While companies are already rapidly improving, there is one factor that will likely increase their current advancement exponentially. Artificial intelligence and machine learning have already proven their power to reshape the drone industry. They have already given unmanned aerial systems the ability to orient themselves as well as navigate their surroundings without any human intervention. These flying computers are here. GPS guidance and onboard obstacle avoidance software have already been tested and implemented into current drones. Continuing to teach drones to solve new problems independent from exterior interaction will undoubtedly change the world as we know it. Artificial intelligence will not only apply to the software makeup of drones but the development of platforms themselves. Computers are now and will continue to be better than humans in creating designs for new aircraft. This will be done by computers crunching intensive math and running complex simulations. The results will be aerodynamic and functionally efficient unmanned aerial systems.

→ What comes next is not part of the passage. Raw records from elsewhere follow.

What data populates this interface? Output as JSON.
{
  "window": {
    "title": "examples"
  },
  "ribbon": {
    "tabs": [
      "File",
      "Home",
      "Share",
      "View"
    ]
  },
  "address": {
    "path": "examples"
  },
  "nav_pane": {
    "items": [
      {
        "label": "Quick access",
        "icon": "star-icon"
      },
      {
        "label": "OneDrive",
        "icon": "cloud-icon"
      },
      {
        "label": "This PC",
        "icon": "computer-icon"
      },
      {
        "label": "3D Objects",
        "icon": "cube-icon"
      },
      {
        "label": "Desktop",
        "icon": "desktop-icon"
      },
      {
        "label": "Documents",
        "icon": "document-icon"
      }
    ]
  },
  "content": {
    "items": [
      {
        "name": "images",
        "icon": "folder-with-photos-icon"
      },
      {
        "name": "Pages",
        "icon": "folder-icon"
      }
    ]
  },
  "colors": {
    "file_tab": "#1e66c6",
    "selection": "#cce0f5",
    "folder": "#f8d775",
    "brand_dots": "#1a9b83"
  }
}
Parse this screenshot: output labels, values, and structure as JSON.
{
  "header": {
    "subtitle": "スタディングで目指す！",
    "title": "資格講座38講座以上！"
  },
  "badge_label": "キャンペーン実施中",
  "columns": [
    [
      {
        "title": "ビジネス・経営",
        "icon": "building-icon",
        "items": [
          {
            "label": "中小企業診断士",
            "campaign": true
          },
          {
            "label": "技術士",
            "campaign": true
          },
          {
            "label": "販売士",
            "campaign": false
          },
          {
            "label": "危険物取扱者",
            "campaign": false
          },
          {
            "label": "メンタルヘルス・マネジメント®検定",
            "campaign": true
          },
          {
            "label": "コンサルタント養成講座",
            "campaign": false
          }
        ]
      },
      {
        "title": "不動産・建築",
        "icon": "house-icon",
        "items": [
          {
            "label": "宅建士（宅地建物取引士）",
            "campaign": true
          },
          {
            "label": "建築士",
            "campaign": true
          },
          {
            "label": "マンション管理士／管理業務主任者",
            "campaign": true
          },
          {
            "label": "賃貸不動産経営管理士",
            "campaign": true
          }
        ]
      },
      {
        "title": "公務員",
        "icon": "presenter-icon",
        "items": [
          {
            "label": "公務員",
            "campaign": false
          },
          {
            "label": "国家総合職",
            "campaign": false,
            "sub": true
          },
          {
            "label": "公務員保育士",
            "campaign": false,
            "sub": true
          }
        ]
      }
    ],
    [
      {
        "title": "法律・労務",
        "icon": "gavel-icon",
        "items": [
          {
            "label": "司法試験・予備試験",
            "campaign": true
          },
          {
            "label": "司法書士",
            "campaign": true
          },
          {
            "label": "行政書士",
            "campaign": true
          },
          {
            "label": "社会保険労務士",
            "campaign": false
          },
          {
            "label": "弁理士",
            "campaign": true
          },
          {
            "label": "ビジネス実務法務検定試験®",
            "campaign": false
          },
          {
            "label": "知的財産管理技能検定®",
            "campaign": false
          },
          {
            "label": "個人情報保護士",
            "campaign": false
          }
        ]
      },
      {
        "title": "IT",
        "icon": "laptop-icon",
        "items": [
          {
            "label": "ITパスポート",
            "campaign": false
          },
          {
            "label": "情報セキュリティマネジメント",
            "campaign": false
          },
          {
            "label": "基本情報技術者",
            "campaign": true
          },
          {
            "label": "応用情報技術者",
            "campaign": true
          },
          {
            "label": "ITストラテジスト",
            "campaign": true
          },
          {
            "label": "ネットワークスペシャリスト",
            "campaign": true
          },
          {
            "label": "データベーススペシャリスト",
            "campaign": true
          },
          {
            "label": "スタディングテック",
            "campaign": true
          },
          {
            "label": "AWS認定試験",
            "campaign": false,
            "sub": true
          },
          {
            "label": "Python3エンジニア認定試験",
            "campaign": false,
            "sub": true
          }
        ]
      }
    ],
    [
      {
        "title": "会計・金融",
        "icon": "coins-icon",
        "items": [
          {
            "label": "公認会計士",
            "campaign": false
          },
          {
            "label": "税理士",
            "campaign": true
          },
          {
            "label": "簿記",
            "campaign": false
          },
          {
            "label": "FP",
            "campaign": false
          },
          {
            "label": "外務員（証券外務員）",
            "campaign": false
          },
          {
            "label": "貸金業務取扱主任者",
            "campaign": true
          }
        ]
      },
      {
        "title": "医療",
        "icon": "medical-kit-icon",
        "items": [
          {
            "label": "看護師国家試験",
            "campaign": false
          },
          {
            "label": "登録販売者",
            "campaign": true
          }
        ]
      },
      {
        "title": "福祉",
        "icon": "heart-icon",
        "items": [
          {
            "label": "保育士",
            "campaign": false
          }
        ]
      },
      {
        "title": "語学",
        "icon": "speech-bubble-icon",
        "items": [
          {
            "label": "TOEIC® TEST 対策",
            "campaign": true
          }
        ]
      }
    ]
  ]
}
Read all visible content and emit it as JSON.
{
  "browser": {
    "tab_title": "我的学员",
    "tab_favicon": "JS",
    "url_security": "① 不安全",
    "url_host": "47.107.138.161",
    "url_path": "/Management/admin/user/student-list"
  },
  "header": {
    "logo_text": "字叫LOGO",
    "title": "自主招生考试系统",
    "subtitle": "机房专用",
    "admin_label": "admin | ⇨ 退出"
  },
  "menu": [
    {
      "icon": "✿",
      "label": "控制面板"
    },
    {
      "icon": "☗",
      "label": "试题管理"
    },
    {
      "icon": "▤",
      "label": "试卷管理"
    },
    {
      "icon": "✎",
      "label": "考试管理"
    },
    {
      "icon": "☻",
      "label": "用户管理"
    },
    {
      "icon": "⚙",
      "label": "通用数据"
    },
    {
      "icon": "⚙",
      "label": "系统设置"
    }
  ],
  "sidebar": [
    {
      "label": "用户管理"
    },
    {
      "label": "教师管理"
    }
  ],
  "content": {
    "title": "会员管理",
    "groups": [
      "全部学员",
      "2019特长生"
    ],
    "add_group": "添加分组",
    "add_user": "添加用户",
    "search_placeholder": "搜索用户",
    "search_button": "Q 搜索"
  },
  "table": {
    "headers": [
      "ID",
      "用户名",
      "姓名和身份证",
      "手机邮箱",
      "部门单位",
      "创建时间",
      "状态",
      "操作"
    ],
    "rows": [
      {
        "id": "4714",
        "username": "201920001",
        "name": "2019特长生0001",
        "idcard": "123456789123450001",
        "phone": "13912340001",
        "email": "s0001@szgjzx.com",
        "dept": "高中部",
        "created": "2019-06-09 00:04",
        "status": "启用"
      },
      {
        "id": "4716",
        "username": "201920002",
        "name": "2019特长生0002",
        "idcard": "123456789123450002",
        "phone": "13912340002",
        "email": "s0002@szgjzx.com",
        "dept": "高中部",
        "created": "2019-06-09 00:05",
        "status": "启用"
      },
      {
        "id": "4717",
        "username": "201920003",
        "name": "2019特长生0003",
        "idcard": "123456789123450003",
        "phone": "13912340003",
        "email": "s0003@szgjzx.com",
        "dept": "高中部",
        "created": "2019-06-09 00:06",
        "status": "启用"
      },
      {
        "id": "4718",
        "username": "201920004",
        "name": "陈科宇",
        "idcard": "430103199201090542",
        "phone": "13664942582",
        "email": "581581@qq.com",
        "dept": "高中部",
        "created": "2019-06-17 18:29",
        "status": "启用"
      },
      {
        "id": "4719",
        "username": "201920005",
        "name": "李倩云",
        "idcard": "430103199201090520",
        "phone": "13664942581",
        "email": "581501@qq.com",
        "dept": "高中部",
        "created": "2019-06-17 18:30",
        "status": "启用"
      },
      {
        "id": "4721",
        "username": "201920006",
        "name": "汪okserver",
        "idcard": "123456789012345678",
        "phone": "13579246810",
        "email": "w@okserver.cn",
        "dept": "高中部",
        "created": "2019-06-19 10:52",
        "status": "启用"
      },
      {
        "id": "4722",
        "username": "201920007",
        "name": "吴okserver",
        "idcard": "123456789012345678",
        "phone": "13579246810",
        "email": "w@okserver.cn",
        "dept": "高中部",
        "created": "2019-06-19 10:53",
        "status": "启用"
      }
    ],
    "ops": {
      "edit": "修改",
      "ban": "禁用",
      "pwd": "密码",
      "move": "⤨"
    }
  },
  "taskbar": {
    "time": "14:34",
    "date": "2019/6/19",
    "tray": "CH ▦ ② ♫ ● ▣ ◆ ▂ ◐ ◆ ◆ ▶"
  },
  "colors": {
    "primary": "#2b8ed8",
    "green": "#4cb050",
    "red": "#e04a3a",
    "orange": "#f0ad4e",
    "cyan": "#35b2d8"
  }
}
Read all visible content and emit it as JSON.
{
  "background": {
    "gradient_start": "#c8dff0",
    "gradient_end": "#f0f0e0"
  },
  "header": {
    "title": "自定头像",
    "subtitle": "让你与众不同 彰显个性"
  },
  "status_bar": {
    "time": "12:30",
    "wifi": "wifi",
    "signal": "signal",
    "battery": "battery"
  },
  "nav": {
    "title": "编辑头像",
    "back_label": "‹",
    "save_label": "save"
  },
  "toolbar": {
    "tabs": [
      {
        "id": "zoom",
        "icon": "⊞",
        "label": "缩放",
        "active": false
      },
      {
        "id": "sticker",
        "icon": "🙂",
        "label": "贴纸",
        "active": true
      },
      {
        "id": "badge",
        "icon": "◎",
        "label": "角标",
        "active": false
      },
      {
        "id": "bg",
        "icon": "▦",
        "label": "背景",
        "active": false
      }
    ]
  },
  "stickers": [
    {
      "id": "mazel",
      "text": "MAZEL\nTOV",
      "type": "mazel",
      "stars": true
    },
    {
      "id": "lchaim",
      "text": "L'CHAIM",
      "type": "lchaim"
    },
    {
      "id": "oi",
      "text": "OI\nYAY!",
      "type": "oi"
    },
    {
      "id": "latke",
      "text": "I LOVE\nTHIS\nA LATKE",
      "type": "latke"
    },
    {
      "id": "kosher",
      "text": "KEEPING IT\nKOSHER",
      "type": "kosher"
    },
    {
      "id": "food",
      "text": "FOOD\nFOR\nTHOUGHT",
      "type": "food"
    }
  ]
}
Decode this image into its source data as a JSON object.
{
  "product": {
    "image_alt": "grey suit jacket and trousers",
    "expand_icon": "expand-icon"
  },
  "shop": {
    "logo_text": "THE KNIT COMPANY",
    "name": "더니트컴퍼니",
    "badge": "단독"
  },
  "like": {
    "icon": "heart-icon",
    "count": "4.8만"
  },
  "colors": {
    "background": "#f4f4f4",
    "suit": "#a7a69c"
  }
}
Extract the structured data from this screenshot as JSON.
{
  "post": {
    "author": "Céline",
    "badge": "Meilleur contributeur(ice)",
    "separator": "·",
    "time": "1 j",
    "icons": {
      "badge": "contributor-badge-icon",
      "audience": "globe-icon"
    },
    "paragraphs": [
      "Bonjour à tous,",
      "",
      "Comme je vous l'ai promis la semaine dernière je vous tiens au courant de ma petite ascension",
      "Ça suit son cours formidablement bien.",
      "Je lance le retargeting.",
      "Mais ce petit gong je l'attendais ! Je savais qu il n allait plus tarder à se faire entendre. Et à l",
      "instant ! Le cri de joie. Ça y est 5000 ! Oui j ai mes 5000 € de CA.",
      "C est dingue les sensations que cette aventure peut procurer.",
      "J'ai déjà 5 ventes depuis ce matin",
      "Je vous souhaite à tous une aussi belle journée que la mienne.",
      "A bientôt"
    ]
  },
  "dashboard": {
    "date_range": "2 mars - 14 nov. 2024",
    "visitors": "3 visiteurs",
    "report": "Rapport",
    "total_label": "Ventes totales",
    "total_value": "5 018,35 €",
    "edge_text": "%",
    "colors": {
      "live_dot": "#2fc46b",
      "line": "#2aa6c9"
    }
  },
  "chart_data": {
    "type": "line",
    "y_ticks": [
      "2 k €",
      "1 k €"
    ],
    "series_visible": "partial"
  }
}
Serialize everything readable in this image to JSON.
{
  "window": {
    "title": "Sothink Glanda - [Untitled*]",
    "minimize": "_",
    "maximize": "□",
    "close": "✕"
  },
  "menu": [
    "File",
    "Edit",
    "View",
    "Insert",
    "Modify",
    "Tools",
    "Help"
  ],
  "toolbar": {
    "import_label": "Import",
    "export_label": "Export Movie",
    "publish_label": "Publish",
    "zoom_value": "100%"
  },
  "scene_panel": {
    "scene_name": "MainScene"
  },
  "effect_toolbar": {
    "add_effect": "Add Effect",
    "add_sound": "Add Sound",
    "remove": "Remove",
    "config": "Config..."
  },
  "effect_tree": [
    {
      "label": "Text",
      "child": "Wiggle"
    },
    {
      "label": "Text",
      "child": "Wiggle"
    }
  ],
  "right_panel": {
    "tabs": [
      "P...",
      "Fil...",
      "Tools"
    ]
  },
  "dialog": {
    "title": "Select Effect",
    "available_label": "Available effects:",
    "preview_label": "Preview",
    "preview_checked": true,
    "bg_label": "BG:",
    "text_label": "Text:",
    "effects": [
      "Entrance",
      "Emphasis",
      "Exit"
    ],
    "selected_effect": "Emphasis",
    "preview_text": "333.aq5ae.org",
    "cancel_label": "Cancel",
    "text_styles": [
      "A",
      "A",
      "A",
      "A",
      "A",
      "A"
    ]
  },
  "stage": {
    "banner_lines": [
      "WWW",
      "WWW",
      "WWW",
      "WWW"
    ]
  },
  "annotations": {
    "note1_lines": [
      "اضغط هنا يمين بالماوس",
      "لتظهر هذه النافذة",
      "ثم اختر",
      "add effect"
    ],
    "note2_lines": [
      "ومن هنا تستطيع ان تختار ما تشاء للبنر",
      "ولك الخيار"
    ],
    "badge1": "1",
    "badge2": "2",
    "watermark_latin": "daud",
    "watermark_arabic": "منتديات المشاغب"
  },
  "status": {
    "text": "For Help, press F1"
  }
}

However, people cannot depend on computers to do all the work. Current computers can only run the commands that people create. As a species, our greatest natural strength is our ability to create tools. Engineers have been extremely creative in applying aerial platforms to almost every industry. Over the next ten years, designers will have to approach difficult problems and be open-minded to how drones could solve them. It is likely that some of the greatest functions for drones have yet to be conceived. In contrast to recent improvements, many people remain skeptical of the technology, and claim an unnecessary safety risk. For people to depend on drones to complete tasks, the success rate will have to be 100%. When something is ordered online, there is a very small chance that it will be lost in transit. For drones to be prevalent in industries such as delivery, there must be little to no chance that the drone could harm a person or the package that it is carrying.
I believe that over the next ten years seeing a drone in the sky will be just as common as spotting a plane. Fully autonomous drones will be a cheap way to deliver packages, food, and people. People will continue to recognize the unlimited applications of a drone, and the current skepticism of this technology will be overcome by its success. Drones have become a necessity and one day people will look back and wonder how tasks could even be done without drone technology. Unmanned aerial systems have filled a niche that is ever changing but is now a constant presence in the modern world.
Excited about the scholarship winners? Share your thoughts in this thread on the UAV Coach community forum.